====== Records shown ======

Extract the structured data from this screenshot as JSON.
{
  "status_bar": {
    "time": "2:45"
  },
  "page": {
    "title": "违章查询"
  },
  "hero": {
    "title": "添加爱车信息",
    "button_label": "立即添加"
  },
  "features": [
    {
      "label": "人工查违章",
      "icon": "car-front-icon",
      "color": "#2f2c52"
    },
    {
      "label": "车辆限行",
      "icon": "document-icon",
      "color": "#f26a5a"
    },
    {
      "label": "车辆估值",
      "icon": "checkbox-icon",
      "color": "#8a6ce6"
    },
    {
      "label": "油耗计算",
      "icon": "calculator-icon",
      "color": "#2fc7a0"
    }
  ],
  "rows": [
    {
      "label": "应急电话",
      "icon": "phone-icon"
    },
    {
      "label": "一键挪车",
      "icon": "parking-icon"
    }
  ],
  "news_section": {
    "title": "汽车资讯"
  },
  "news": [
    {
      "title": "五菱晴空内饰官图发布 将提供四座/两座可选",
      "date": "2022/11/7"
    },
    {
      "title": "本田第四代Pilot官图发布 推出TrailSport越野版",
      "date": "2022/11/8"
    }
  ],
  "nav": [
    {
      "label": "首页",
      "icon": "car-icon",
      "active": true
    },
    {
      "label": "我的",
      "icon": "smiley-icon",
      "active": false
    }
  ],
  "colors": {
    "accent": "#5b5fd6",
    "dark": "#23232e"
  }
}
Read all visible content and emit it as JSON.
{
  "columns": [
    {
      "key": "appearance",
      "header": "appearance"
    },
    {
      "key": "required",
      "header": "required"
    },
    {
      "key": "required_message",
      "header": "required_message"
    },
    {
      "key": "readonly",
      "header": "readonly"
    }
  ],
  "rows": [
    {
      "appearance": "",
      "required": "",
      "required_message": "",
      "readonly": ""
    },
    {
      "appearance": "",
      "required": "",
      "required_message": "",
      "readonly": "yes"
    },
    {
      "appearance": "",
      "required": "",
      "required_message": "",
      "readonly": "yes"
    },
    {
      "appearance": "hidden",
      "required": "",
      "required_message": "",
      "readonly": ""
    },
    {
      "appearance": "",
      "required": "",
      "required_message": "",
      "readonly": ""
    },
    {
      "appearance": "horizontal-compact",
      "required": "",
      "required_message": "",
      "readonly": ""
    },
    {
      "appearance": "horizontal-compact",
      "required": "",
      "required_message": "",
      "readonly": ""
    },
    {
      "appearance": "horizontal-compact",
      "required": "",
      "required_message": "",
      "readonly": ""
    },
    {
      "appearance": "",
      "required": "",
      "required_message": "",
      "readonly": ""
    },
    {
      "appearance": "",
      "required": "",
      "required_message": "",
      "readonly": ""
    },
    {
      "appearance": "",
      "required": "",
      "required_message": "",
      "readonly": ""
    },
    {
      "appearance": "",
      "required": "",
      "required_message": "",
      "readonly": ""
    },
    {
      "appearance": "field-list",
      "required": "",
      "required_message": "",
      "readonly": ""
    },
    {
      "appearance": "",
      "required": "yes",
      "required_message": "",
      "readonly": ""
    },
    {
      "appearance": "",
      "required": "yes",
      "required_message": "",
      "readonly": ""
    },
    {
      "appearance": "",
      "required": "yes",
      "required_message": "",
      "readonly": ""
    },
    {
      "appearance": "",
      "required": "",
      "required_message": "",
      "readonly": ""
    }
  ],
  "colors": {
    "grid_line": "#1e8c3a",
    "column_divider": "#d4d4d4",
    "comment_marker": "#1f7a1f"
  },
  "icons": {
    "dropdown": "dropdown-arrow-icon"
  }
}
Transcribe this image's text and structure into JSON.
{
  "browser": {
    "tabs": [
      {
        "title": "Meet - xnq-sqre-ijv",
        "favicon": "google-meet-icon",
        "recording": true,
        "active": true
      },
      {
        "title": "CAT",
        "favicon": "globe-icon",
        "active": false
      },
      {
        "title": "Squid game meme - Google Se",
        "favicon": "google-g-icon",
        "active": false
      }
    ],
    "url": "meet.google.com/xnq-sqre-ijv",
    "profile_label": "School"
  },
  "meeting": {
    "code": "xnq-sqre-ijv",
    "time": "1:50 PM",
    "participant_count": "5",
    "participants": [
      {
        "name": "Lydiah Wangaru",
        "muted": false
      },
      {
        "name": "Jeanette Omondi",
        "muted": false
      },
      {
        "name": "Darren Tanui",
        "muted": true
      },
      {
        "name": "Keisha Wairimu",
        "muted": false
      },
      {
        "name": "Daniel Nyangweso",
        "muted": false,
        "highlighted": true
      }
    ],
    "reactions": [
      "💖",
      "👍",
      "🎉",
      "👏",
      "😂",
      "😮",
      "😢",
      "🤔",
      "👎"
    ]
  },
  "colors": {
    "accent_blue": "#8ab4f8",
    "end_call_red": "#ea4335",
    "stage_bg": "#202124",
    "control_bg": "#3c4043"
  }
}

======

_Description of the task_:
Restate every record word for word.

_Solution for this task_:
Extract the structured data from this screenshot as JSON.
{
  "status_bar": {
    "time": "2:45"
  },
  "page": {
    "title": "违章查询"
  },
  "hero": {
    "title": "添加爱车信息",
    "button_label": "立即添加"
  },
  "features": [
    {
      "label": "人工查违章",
      "icon": "car-front-icon",
      "color": "#2f2c52"
    },
    {
      "label": "车辆限行",
      "icon": "document-icon",
      "color": "#f26a5a"
    },
    {
      "label": "车辆估值",
      "icon": "checkbox-icon",
      "color": "#8a6ce6"
    },
    {
      "label": "油耗计算",
      "icon": "calculator-icon",
      "color": "#2fc7a0"
    }
  ],
  "rows": [
    {
      "label": "应急电话",
      "icon": "phone-icon"
    },
    {
      "label": "一键挪车",
      "icon": "parking-icon"
    }
  ],
  "news_section": {
    "title": "汽车资讯"
  },
  "news": [
    {
      "title": "五菱晴空内饰官图发布 将提供四座/两座可选",
      "date": "2022/11/7"
    },
    {
      "title": "本田第四代Pilot官图发布 推出TrailSport越野版",
      "date": "2022/11/8"
    }
  ],
  "nav": [
    {
      "label": "首页",
      "icon": "car-icon",
      "active": true
    },
    {
      "label": "我的",
      "icon": "smiley-icon",
      "active": false
    }
  ],
  "colors": {
    "accent": "#5b5fd6",
    "dark": "#23232e"
  }
}
Read all visible content and emit it as JSON.
{
  "columns": [
    {
      "key": "appearance",
      "header": "appearance"
    },
    {
      "key": "required",
      "header": "required"
    },
    {
      "key": "required_message",
      "header": "required_message"
    },
    {
      "key": "readonly",
      "header": "readonly"
    }
  ],
  "rows": [
    {
      "appearance": "",
      "required": "",
      "required_message": "",
      "readonly": ""
    },
    {
      "appearance": "",
      "required": "",
      "required_message": "",
      "readonly": "yes"
    },
    {
      "appearance": "",
      "required": "",
      "required_message": "",
      "readonly": "yes"
    },
    {
      "appearance": "hidden",
      "required": "",
      "required_message": "",
      "readonly": ""
    },
    {
      "appearance": "",
      "required": "",
      "required_message": "",
      "readonly": ""
    },
    {
      "appearance": "horizontal-compact",
      "required": "",
      "required_message": "",
      "readonly": ""
    },
    {
      "appearance": "horizontal-compact",
      "required": "",
      "required_message": "",
      "readonly": ""
    },
    {
      "appearance": "horizontal-compact",
      "required": "",
      "required_message": "",
      "readonly": ""
    },
    {
      "appearance": "",
      "required": "",
      "required_message": "",
      "readonly": ""
    },
    {
      "appearance": "",
      "required": "",
      "required_message": "",
      "readonly": ""
    },
    {
      "appearance": "",
      "required": "",
      "required_message": "",
      "readonly": ""
    },
    {
      "appearance": "",
      "required": "",
      "required_message": "",
      "readonly": ""
    },
    {
      "appearance": "field-list",
      "required": "",
      "required_message": "",
      "readonly": ""
    },
    {
      "appearance": "",
      "required": "yes",
      "required_message": "",
      "readonly": ""
    },
    {
      "appearance": "",
      "required": "yes",
      "required_message": "",
      "readonly": ""
    },
    {
      "appearance": "",
      "required": "yes",
      "required_message": "",
      "readonly": ""
    },
    {
      "appearance": "",
      "required": "",
      "required_message": "",
      "readonly": ""
    }
  ],
  "colors": {
    "grid_line": "#1e8c3a",
    "column_divider": "#d4d4d4",
    "comment_marker": "#1f7a1f"
  },
  "icons": {
    "dropdown": "dropdown-arrow-icon"
  }
}
Transcribe this image's text and structure into JSON.
{
  "browser": {
    "tabs": [
      {
        "title": "Meet - xnq-sqre-ijv",
        "favicon": "google-meet-icon",
        "recording": true,
        "active": true
      },
      {
        "title": "CAT",
        "favicon": "globe-icon",
        "active": false
      },
      {
        "title": "Squid game meme - Google Se",
        "favicon": "google-g-icon",
        "active": false
      }
    ],
    "url": "meet.google.com/xnq-sqre-ijv",
    "profile_label": "School"
  },
  "meeting": {
    "code": "xnq-sqre-ijv",
    "time": "1:50 PM",
    "participant_count": "5",
    "participants": [
      {
        "name": "Lydiah Wangaru",
        "muted": false
      },
      {
        "name": "Jeanette Omondi",
        "muted": false
      },
      {
        "name": "Darren Tanui",
        "muted": true
      },
      {
        "name": "Keisha Wairimu",
        "muted": false
      },
      {
        "name": "Daniel Nyangweso",
        "muted": false,
        "highlighted": true
      }
    ],
    "reactions": [
      "💖",
      "👍",
      "🎉",
      "👏",
      "😂",
      "😮",
      "😢",
      "🤔",
      "👎"
    ]
  },
  "colors": {
    "accent_blue": "#8ab4f8",
    "end_call_red": "#ea4335",
    "stage_bg": "#202124",
    "control_bg": "#3c4043"
  }
}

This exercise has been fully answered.